In some ways, however, Miley has focused too much on the perceived shortcomings of the ITF President in his campaign so far. He even dedicates a whole page of his manifesto to his "concerns about the ITF”, where he lists 10 issues which he claims are “shared by many member nation Presidents”.
These range from “governance and integrity issues related to the ITF constitution and an overall lack of transparency” to a “lack of tangible actions to increase participation in the more developed tennis markets, and to address the significant challenges facing this market”.
There will be those who agree, particularly with Miley’s criticism of the World Tennis Tour, launched in January and which has been described as a “disaster” and an “embarrassment”, and it is always good to see an International Federation taken to task as too many are given free reign to do as they wish without internal or external opposition.
Unsurprisingly, Haggerty’s manifesto is on the opposite end of the spectrum and centres on how he will build on the progress he believes he has made since he took charge.
“We have more than doubled revenue, we reorganised the development department, we adopted a strategic approach that was lacking,” Haggerty writes, before adding how the ITF “doubled development spending, improved communications with the nations and regions, ensured that every nation has a voice that is heard and engaged member federations”.

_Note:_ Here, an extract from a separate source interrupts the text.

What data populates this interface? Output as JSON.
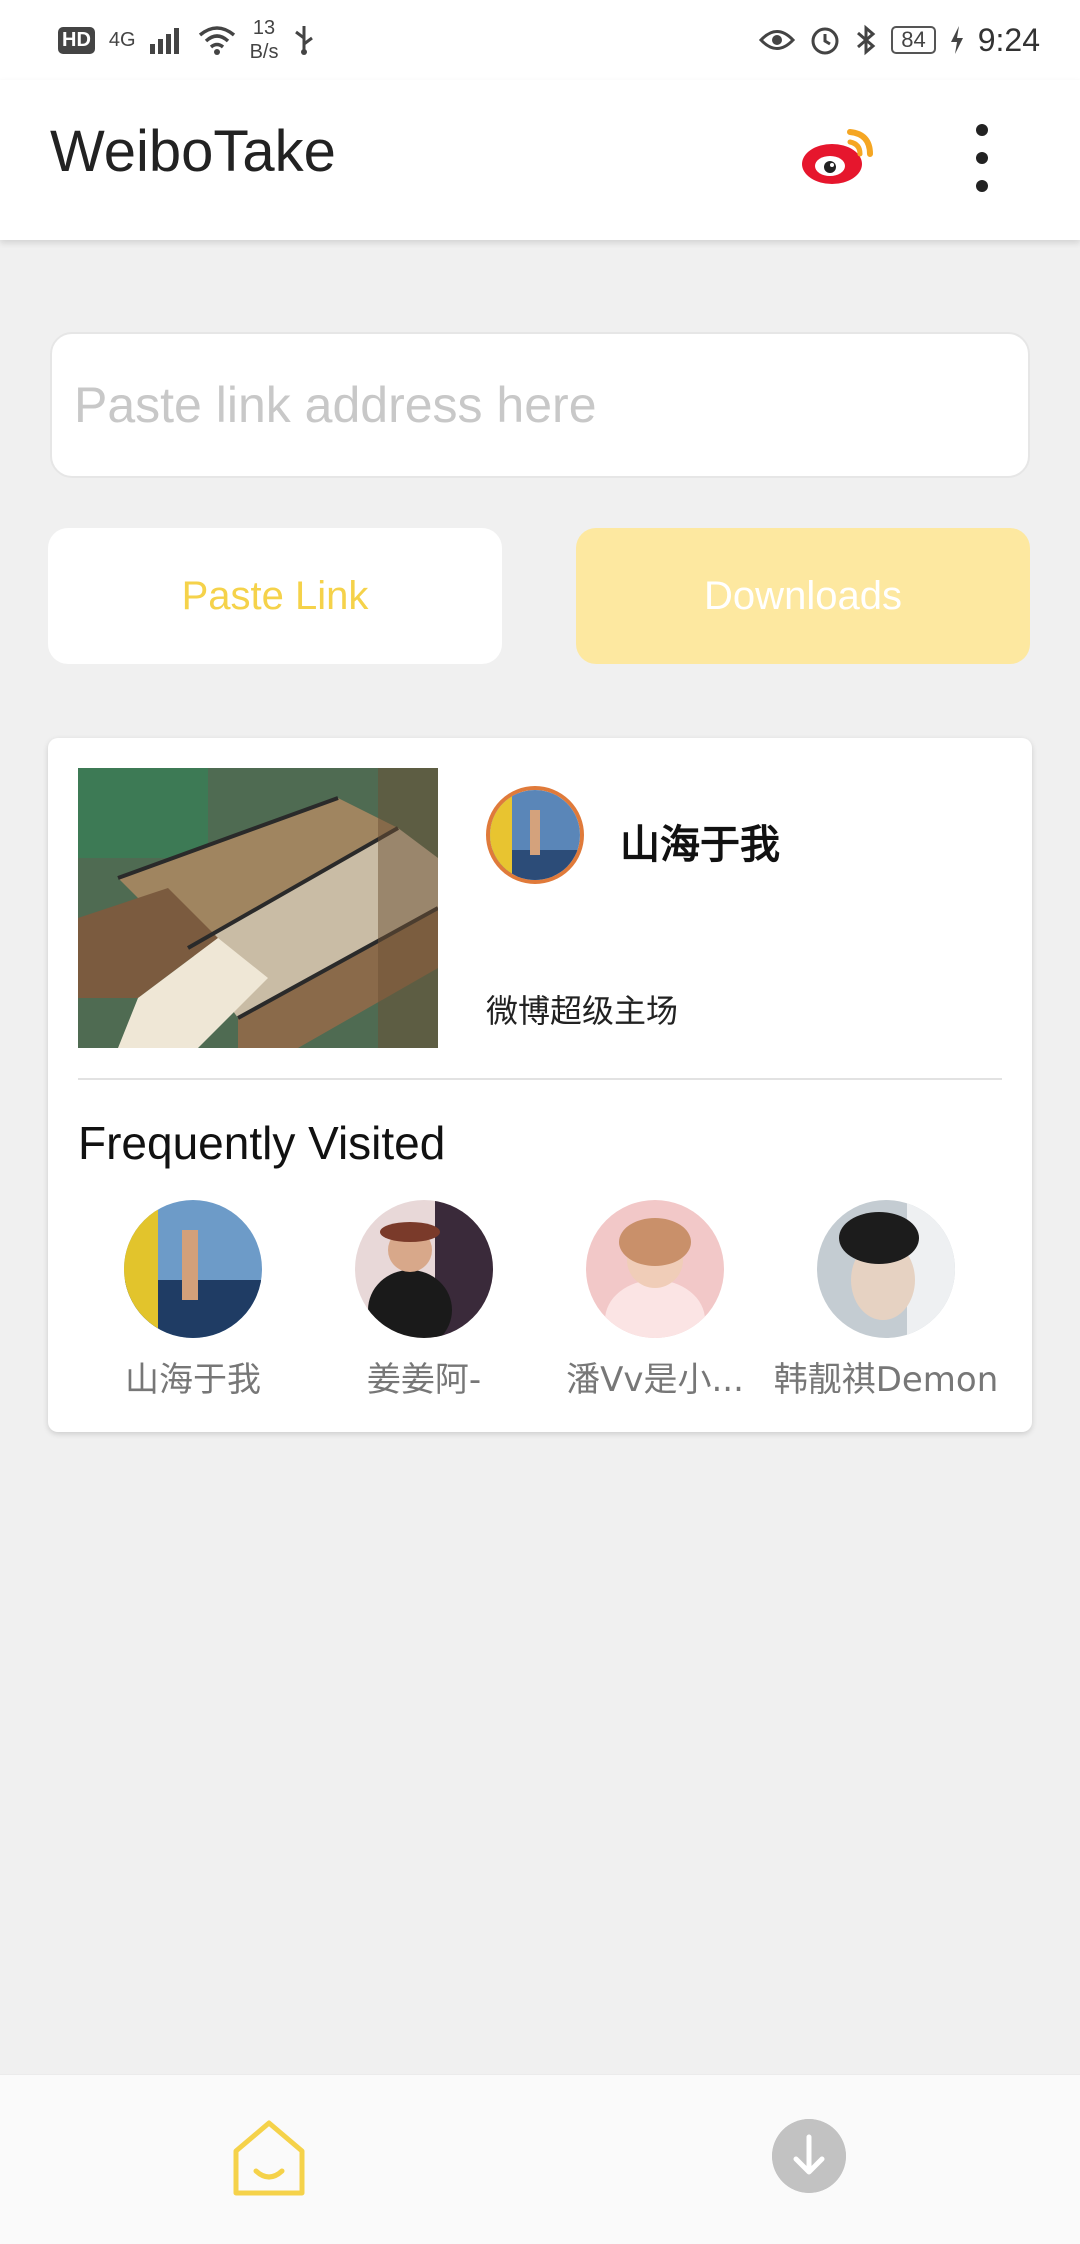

In any political election, candidates make promises they are never likely to fulfil. The manifestos are designed to win votes. Once they are elected, they are under no obligation to live up to their vows.

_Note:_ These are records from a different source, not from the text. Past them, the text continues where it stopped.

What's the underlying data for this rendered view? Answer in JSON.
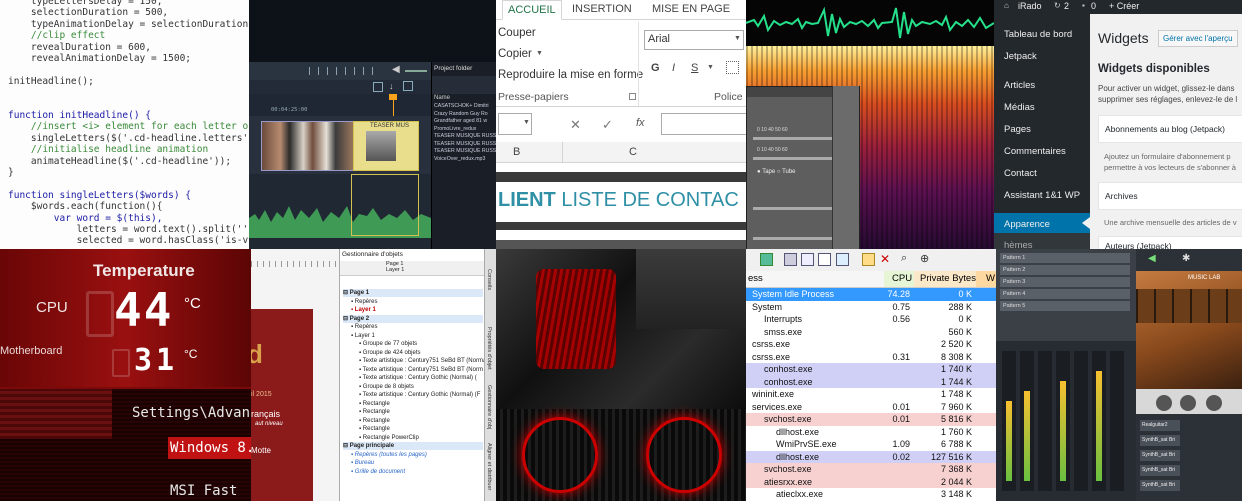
{
  "code_editor": {
    "lines": [
      "    typeLettersDelay = 150,",
      "    selectionDuration = 500,",
      "    typeAnimationDelay = selectionDuration + 800,",
      "    //clip effect",
      "    revealDuration = 600,",
      "    revealAnimationDelay = 1500;",
      "",
      "initHeadline();",
      "",
      "",
      "function initHeadline() {",
      "    //insert <i> element for each letter of a c",
      "    singleLetters($('.cd-headline.letters').fin",
      "    //initialise headline animation",
      "    animateHeadline($('.cd-headline'));",
      "}",
      "",
      "function singleLetters($words) {",
      "    $words.each(function(){",
      "        var word = $(this),",
      "            letters = word.text().split(''),",
      "            selected = word.hasClass('is-visibl"
    ]
  },
  "video_editor": {
    "panel_title": "Project folder",
    "column_name": "Name",
    "files": [
      "CASATSCHOK+ Dimitri",
      "Crazy Random Guy Ro",
      "Grandfather aged 81 w",
      "PromoLivre_redux",
      "TEASER MUSIQUE RUSS",
      "TEASER MUSIQUE RUSS",
      "TEASER MUSIQUE RUSS",
      "VoiceOver_redux.mp3"
    ],
    "timecode": "00:04:25:00",
    "clip_label": "TEASER MUS"
  },
  "excel": {
    "tabs": [
      "ACCUEIL",
      "INSERTION",
      "MISE EN PAGE"
    ],
    "clipboard": [
      "Couper",
      "Copier",
      "Reproduire la mise en forme"
    ],
    "clipboard_group": "Presse-papiers",
    "font_name": "Arial",
    "font_group": "Police",
    "format_buttons": [
      "G",
      "I",
      "S"
    ],
    "fx": "fx",
    "columns": [
      "B",
      "C"
    ],
    "heading_bold": "LIENT",
    "heading_rest": " LISTE DE CONTAC"
  },
  "audio_editor": {
    "radio_options": [
      "Tape",
      "Tube"
    ]
  },
  "wordpress": {
    "site_name": "iRado",
    "comments_count": "2",
    "notif_count": "0",
    "new_label": "+ Créer",
    "menu": [
      "Tableau de bord",
      "Jetpack",
      "Articles",
      "Médias",
      "Pages",
      "Commentaires",
      "Contact",
      "Assistant 1&1 WP",
      "Apparence",
      "hèmes"
    ],
    "page_title": "Widgets",
    "manage_link": "Gérer avec l'aperçu",
    "available_heading": "Widgets disponibles",
    "intro": [
      "Pour activer un widget, glissez-le dans",
      "supprimer ses réglages, enlevez-le de l"
    ],
    "widget1_title": "Abonnements au blog (Jetpack)",
    "widget1_desc": [
      "Ajoutez un formulaire d'abonnement p",
      "permettre à vos lecteurs de s'abonner à"
    ],
    "widget2_title": "Archives",
    "widget2_desc": "Une archive mensuelle des articles de v",
    "widget3_title": "Auteurs (Jetpack)"
  },
  "temperature": {
    "title": "Temperature",
    "cpu_label": "CPU",
    "cpu_value": "44",
    "cpu_unit": "°C",
    "mb_label": "Motherboard",
    "mb_value": "31",
    "mb_unit": "°C",
    "bios_lines": [
      "Settings\\Advan",
      "Windows 8.",
      "MSI Fast"
    ]
  },
  "object_manager": {
    "title": "Gestionnaire d'objets",
    "header_page": "Page 1",
    "header_layer": "Layer 1",
    "rows": [
      {
        "indent": 0,
        "text": "Page 1",
        "style": "page"
      },
      {
        "indent": 1,
        "text": "Repères",
        "style": "normal"
      },
      {
        "indent": 1,
        "text": "Layer 1",
        "style": "red"
      },
      {
        "indent": 0,
        "text": "Page 2",
        "style": "page"
      },
      {
        "indent": 1,
        "text": "Repères",
        "style": "normal"
      },
      {
        "indent": 1,
        "text": "Layer 1",
        "style": "normal"
      },
      {
        "indent": 2,
        "text": "Groupe de 77 objets",
        "style": "normal"
      },
      {
        "indent": 2,
        "text": "Groupe de 424 objets",
        "style": "normal"
      },
      {
        "indent": 2,
        "text": "Texte artistique : Century751 SeBd BT (Norma",
        "style": "normal"
      },
      {
        "indent": 2,
        "text": "Texte artistique : Century751 SeBd BT (Norm",
        "style": "normal"
      },
      {
        "indent": 2,
        "text": "Texte artistique : Century Gothic (Normal) (",
        "style": "normal"
      },
      {
        "indent": 2,
        "text": "Groupe de 8 objets",
        "style": "normal"
      },
      {
        "indent": 2,
        "text": "Texte artistique : Century Gothic (Normal) (F",
        "style": "normal"
      },
      {
        "indent": 2,
        "text": "Rectangle",
        "style": "normal"
      },
      {
        "indent": 2,
        "text": "Rectangle",
        "style": "normal"
      },
      {
        "indent": 2,
        "text": "Rectangle",
        "style": "normal"
      },
      {
        "indent": 2,
        "text": "Rectangle",
        "style": "normal"
      },
      {
        "indent": 2,
        "text": "Rectangle PowerClip",
        "style": "normal"
      },
      {
        "indent": 0,
        "text": "Page principale",
        "style": "page"
      },
      {
        "indent": 1,
        "text": "Repères (toutes les pages)",
        "style": "blue"
      },
      {
        "indent": 1,
        "text": "Bureau",
        "style": "blue"
      },
      {
        "indent": 1,
        "text": "Grille de document",
        "style": "blue"
      }
    ],
    "side_tabs": [
      "Conseils",
      "Propriétés d'objet",
      "Gestionnaire d'obj",
      "Aligner et distribuer"
    ],
    "book_year": "il 2015",
    "book_lines": [
      "rançais",
      "aut niveau",
      "Motte"
    ],
    "book_letter": "d"
  },
  "process_explorer": {
    "col_process": "ess",
    "col_cpu": "CPU",
    "col_private": "Private Bytes",
    "col_extra": "W",
    "rows": [
      {
        "name": "System Idle Process",
        "cpu": "74.28",
        "bytes": "0 K",
        "indent": 0,
        "color": "#9cc3f5",
        "sel": true
      },
      {
        "name": "System",
        "cpu": "0.75",
        "bytes": "288 K",
        "indent": 0,
        "color": "",
        "sel": false
      },
      {
        "name": "Interrupts",
        "cpu": "0.56",
        "bytes": "0 K",
        "indent": 1,
        "color": "",
        "sel": false
      },
      {
        "name": "smss.exe",
        "cpu": "",
        "bytes": "560 K",
        "indent": 1,
        "color": "",
        "sel": false
      },
      {
        "name": "csrss.exe",
        "cpu": "",
        "bytes": "2 520 K",
        "indent": 0,
        "color": "",
        "sel": false
      },
      {
        "name": "csrss.exe",
        "cpu": "0.31",
        "bytes": "8 308 K",
        "indent": 0,
        "color": "",
        "sel": false
      },
      {
        "name": "conhost.exe",
        "cpu": "",
        "bytes": "1 740 K",
        "indent": 1,
        "color": "#d0d0f7",
        "sel": false
      },
      {
        "name": "conhost.exe",
        "cpu": "",
        "bytes": "1 744 K",
        "indent": 1,
        "color": "#d0d0f7",
        "sel": false
      },
      {
        "name": "wininit.exe",
        "cpu": "",
        "bytes": "1 748 K",
        "indent": 0,
        "color": "",
        "sel": false
      },
      {
        "name": "services.exe",
        "cpu": "0.01",
        "bytes": "7 960 K",
        "indent": 0,
        "color": "",
        "sel": false
      },
      {
        "name": "svchost.exe",
        "cpu": "0.01",
        "bytes": "5 816 K",
        "indent": 1,
        "color": "#f7d0d0",
        "sel": false
      },
      {
        "name": "dllhost.exe",
        "cpu": "",
        "bytes": "1 760 K",
        "indent": 2,
        "color": "",
        "sel": false
      },
      {
        "name": "WmiPrvSE.exe",
        "cpu": "1.09",
        "bytes": "6 788 K",
        "indent": 2,
        "color": "",
        "sel": false
      },
      {
        "name": "dllhost.exe",
        "cpu": "0.02",
        "bytes": "127 516 K",
        "indent": 2,
        "color": "#d0d0f7",
        "sel": false
      },
      {
        "name": "svchost.exe",
        "cpu": "",
        "bytes": "7 368 K",
        "indent": 1,
        "color": "#f7d0d0",
        "sel": false
      },
      {
        "name": "atiesrxx.exe",
        "cpu": "",
        "bytes": "2 044 K",
        "indent": 1,
        "color": "#f7d0d0",
        "sel": false
      },
      {
        "name": "atieclxx.exe",
        "cpu": "",
        "bytes": "3 148 K",
        "indent": 2,
        "color": "",
        "sel": false
      }
    ]
  },
  "music_daw": {
    "brand": "MUSIC LAB",
    "patterns": [
      "Pattern 1",
      "Pattern 2",
      "Pattern 3",
      "Pattern 4",
      "Pattern 5"
    ],
    "pattern_labels": [
      "Realguitar2",
      "SynthB_sat Bri",
      "SynthB_sat Bri",
      "SynthB_sat Bri",
      "SynthB_sat Bri"
    ]
  }
}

But some of Miley’s are worth scrutiny, even if they eventually fail to come to fruition.
Despite never-ending concern over the scheduling of major tennis tournaments, Miley has proposed creating a biennial joint World Championships for men and women to improve the governing body’s revenue streams.
Miley also vows to “double the global tennis market” without providing too many concrete methods to achieve it. A manifesto claim from Haggerty – whose tenure has been a difficult one because of controversial reforms to the Davis Cup and Fed Cup competitions – falls into a similar category as the American said he would increase the ITF's revenue generation and grow the amount of development money invested in the sport to $18 million (£14 million/€16 million) if he is given a second four-year term.
Where the two feuding officials agree is the need to restructure the administration with a view to potentially establishing an ITF chairman to work alongside the President. They have also both promised to reinvest their bonuses into the sport, which Haggerty has done since his election.
Neither Kaderka nor Khanna have yet revealed their manifestos but both are thought to be working hard behind the scenes. They may not be as public-facing as the other two but they are still very much in contention at this stage.
In fact, Khanna joins the race with arguably the strongest platform. The Indian official, who was beaten by Haggerty by just eight votes in the 2015 election, is already a vice-president of the ITF and is likely to be able to count on the support of the Asian countries owing to his role as head of the continental body.
Wimbledon might soon be coming to an end but the ITF Presidential campaign is only just getting started.